Since then, Flurry and Salk, a formally trained artist, have cut their way through commissions for some of fashion’s most recognizable and respected names: a mess of Shirley Temple curls in a bouffant for a holiday window display at the Bay; strands of coal-black hair for a series of wigs for Kate Spade; an exclusive collection of animal masks for Hermès.

Animal Masks for Hermès



Horse 2

Any given Paper-Cut-Project sculpture can be made up of thousands of hand-cut, hand-placed, hand-glued pieces, the final work sometimes taking upward of 80 hours to create. And the duo doesn’t have six months to create seven pieces when Italian Vogue comes knocking. Paper-Cut-Project does it in a month. 

Vogue Italia, ph. by Greg Lotus

Paper-cut-project, ph. by Greg Lotus, Vogue Italia

Paper-cut-project, ph. by Greg Lotus, Vogue Italia

Paper-cut-project, ph. by Greg Lotus, Vogue Italia

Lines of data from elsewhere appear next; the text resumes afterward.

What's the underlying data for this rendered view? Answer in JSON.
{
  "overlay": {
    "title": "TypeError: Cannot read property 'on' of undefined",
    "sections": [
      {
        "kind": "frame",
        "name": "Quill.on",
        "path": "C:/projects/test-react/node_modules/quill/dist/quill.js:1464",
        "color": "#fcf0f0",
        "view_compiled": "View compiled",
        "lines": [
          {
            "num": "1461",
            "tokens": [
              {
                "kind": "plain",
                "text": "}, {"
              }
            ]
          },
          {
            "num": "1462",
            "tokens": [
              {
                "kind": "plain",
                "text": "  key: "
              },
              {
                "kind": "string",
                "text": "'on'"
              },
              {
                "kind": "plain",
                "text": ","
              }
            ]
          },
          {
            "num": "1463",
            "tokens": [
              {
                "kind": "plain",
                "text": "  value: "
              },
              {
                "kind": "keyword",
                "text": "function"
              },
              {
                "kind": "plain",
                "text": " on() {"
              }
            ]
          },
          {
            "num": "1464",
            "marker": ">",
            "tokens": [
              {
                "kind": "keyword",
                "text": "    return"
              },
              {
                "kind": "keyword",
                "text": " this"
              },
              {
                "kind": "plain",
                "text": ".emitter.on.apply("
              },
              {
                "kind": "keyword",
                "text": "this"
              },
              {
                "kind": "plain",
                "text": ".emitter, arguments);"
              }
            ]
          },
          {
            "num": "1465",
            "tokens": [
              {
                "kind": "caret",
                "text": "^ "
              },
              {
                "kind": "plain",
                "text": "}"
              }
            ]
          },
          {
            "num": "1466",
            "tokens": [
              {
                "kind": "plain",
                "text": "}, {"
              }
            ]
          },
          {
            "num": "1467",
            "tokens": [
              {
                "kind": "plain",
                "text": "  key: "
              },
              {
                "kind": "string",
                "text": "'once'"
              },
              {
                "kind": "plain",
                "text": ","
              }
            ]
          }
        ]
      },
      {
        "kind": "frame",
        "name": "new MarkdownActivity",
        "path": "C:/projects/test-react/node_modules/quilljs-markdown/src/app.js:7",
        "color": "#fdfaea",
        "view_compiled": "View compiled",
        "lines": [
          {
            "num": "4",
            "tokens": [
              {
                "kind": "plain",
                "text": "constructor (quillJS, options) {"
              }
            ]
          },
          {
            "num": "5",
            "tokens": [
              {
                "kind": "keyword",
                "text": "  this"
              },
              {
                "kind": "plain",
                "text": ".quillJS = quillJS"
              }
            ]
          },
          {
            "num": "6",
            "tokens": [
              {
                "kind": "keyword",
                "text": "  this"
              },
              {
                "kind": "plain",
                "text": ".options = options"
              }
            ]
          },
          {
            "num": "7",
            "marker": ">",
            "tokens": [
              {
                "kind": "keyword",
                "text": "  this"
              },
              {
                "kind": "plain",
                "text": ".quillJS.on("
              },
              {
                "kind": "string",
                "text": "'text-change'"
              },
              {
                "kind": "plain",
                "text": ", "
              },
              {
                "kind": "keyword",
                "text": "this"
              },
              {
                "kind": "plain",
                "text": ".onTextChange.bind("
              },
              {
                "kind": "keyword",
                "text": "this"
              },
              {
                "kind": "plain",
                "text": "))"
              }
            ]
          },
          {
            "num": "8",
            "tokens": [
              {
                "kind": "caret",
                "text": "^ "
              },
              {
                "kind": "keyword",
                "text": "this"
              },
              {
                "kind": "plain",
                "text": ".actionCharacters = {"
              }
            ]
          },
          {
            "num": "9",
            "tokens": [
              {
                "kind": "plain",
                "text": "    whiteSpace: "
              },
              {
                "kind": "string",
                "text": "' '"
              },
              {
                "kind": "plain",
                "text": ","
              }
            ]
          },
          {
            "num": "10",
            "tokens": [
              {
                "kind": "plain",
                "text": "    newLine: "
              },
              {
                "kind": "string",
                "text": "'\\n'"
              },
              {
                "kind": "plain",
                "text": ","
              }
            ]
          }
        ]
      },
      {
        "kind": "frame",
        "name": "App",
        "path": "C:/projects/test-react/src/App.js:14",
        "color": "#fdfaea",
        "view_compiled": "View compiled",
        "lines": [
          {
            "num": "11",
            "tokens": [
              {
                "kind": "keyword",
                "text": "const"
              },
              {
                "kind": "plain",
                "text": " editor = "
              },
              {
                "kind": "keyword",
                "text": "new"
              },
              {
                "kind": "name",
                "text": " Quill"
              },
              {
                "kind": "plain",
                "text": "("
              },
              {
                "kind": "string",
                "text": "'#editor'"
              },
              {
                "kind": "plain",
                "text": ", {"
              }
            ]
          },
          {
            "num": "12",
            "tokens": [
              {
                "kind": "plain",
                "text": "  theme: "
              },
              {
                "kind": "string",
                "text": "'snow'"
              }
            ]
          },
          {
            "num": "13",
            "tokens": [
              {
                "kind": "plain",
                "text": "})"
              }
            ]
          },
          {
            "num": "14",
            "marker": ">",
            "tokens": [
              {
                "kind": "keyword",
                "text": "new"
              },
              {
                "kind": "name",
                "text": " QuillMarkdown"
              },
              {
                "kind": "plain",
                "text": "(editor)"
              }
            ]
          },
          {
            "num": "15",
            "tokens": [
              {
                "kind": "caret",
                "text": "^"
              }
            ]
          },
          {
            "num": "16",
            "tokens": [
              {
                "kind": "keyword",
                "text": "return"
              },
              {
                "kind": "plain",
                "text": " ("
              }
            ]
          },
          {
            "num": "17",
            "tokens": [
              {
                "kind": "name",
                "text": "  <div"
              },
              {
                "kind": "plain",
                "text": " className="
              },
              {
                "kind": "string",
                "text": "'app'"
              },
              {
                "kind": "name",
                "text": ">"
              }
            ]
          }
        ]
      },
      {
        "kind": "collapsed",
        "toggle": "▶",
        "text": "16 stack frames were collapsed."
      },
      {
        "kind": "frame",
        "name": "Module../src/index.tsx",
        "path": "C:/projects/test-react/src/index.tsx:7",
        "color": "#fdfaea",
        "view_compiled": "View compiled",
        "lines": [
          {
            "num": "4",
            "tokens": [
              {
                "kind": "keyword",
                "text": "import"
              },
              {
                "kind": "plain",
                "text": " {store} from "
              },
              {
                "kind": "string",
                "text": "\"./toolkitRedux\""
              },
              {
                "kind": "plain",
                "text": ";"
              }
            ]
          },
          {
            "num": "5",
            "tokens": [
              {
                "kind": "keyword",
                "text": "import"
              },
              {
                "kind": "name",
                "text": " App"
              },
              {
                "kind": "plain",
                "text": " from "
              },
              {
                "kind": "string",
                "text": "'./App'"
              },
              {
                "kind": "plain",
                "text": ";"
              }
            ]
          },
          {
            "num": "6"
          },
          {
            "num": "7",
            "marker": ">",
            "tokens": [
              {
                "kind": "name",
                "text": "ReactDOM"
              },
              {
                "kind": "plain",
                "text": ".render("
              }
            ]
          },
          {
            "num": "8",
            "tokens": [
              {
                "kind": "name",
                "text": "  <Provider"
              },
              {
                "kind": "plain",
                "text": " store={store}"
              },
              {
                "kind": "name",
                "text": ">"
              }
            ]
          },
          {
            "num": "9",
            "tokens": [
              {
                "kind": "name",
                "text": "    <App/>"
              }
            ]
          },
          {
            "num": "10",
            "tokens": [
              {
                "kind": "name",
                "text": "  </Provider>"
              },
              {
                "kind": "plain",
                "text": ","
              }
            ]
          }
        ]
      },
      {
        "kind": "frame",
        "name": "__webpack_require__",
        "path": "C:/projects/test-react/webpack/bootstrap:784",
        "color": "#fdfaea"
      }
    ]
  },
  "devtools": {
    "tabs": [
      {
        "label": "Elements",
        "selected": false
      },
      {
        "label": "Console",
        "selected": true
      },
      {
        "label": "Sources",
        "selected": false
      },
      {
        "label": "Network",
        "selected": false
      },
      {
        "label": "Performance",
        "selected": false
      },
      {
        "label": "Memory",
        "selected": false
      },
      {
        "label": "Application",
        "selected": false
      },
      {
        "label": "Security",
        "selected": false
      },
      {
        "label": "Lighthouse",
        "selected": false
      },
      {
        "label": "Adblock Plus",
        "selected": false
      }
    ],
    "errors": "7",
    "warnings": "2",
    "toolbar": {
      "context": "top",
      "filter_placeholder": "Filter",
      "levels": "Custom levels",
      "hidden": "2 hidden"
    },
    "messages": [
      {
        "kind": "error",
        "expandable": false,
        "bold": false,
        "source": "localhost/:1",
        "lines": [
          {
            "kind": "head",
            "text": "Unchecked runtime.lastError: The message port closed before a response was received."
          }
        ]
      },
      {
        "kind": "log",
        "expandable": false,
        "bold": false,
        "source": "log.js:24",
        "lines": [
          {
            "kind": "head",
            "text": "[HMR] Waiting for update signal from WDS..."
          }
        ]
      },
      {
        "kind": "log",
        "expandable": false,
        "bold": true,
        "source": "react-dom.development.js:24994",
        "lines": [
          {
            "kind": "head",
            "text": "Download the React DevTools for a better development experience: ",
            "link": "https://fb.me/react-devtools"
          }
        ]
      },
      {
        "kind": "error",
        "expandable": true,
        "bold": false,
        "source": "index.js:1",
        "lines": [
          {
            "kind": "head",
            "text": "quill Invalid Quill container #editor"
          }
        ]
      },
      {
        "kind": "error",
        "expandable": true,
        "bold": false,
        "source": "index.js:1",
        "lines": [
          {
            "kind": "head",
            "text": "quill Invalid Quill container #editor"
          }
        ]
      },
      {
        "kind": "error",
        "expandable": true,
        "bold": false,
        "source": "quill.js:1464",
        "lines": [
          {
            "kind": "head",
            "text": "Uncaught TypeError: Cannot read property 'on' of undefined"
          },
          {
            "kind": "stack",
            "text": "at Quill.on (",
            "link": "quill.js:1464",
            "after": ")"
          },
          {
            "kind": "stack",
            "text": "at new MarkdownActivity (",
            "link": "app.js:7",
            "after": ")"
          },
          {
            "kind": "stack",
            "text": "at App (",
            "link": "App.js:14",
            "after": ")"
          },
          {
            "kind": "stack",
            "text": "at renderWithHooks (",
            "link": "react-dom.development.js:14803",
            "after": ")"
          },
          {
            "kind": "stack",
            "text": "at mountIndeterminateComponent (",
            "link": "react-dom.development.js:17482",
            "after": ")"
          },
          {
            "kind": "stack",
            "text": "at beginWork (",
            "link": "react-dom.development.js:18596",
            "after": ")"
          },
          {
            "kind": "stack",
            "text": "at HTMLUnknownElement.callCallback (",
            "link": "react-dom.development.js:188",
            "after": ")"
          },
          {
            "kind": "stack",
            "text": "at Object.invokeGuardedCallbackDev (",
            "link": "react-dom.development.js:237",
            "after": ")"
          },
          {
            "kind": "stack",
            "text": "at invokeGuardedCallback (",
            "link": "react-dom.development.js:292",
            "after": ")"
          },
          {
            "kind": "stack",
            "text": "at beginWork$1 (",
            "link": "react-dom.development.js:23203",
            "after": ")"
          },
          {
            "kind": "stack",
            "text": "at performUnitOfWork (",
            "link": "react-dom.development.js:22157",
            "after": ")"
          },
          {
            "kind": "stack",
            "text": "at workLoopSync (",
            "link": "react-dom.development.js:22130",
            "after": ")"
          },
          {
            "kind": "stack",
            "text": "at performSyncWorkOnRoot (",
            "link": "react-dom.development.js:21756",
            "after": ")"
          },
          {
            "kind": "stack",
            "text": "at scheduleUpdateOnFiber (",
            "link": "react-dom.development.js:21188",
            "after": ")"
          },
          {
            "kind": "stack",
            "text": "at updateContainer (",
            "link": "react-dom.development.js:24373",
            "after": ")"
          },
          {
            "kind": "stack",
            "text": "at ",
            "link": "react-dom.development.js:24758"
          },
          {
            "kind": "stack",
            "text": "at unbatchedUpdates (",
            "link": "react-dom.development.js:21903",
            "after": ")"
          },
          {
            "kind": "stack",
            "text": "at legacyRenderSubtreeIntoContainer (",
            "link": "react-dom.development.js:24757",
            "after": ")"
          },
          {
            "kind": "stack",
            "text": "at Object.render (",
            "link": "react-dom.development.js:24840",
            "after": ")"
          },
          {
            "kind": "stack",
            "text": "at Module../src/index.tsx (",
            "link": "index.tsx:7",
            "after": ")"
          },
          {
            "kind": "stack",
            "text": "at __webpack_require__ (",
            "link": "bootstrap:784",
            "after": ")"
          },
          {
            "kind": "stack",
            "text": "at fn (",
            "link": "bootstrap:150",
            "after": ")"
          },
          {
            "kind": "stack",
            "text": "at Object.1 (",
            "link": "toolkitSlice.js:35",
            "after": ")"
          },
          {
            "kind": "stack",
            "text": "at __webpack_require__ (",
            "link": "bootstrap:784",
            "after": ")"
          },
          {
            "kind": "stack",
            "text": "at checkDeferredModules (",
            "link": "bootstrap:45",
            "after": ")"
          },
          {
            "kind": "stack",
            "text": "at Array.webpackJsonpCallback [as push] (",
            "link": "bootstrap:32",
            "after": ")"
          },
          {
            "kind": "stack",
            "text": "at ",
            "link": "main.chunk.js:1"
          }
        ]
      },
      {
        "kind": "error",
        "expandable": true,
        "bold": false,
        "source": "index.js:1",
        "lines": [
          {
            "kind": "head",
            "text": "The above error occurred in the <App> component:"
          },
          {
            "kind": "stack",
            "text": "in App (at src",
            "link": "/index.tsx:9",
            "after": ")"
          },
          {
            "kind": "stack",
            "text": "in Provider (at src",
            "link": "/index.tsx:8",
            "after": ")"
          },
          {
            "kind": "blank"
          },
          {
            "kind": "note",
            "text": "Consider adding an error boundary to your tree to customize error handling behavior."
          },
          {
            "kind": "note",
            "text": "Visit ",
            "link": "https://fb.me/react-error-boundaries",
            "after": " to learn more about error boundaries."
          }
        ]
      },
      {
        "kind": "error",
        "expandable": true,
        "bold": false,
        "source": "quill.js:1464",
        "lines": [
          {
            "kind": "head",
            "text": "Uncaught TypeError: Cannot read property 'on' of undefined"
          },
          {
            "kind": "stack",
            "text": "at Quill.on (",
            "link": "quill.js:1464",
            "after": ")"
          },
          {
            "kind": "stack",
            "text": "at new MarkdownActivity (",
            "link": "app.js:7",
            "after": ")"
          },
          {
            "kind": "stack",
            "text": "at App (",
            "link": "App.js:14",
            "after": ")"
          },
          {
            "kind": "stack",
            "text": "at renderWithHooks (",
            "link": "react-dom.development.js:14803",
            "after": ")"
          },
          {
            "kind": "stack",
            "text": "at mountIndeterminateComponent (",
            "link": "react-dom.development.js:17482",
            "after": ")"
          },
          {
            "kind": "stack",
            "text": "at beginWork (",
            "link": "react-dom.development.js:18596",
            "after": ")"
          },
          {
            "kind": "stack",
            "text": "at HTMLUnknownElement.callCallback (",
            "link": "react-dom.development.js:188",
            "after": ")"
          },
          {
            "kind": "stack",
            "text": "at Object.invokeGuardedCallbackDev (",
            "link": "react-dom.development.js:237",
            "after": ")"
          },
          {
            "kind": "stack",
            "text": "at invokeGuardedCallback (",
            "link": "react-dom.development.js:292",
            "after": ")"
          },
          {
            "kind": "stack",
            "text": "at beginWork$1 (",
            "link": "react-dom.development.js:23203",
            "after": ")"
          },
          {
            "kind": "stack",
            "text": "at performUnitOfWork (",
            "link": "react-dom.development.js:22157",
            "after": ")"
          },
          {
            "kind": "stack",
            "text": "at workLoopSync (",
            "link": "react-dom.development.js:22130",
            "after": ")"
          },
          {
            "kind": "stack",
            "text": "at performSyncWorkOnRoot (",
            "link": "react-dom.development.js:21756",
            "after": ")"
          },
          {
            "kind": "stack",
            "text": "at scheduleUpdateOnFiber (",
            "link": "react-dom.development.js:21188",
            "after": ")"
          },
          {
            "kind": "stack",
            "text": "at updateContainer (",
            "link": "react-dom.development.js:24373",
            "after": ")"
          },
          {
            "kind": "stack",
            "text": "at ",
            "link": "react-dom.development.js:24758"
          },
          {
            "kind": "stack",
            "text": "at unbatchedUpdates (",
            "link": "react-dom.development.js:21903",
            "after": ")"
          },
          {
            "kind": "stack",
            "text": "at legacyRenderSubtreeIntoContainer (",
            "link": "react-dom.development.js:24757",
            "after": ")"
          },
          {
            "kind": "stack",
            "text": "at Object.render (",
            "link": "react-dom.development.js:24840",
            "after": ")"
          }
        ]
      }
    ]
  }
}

Paper-cut-project, ph. by Greg Lotus, Vogue Italia

“For the two of us to work together, it is this very fluid knowing because we’ve done it together from the start. It would be almost impossible to bring somebody else in because it’s a piece-by-piece, cut-by-cut situation,” says Flurry. “People look at these pieces, and they think, ‘You must have had a whole crew of people sitting around cutting this stuff.’ It couldn’t work that way.”

And then Christie’s called. The elite New York auction house phoned the duo during the last-minute prep for its high-profile sale and exhibit of Elizabeth Taylor’s couture collection. “They had all these exquisite jewels for couture on the mannequins, and they looked goofy without something on the head,” Flurry says. They knocked out four pieces in two weeks, including a daisy-adorned ponytail to top Taylor’s lemony chiffon sundress she wore for her first wedding to Richard Burton.

Wigs for the “Hollywood Costume” exhibit at the V&A

BarryLyndonBarry Lyndon ElizabethGoldenAgeFrontElisabeth, the golden age BirdsBirds VirginQueenThe Virgin Queen shakespeare in love, ElisabethShakespeare in Love, Elisabeth Shakespeare in love, JosephShakespeare in Love, Joseph GangsofNewYorkGangs of New York CamelotCamelot (front) CamelotCamelot (back)

The duo was also commisioned by Valentino and collaborated with the Victoria & Albert museum, a 16-piece collection of paper wigs for their “Hollywood Costume” exhibit.



The Paper-cut-projectAmy Flurry and Nikki Salk, ph. by Caroline Petters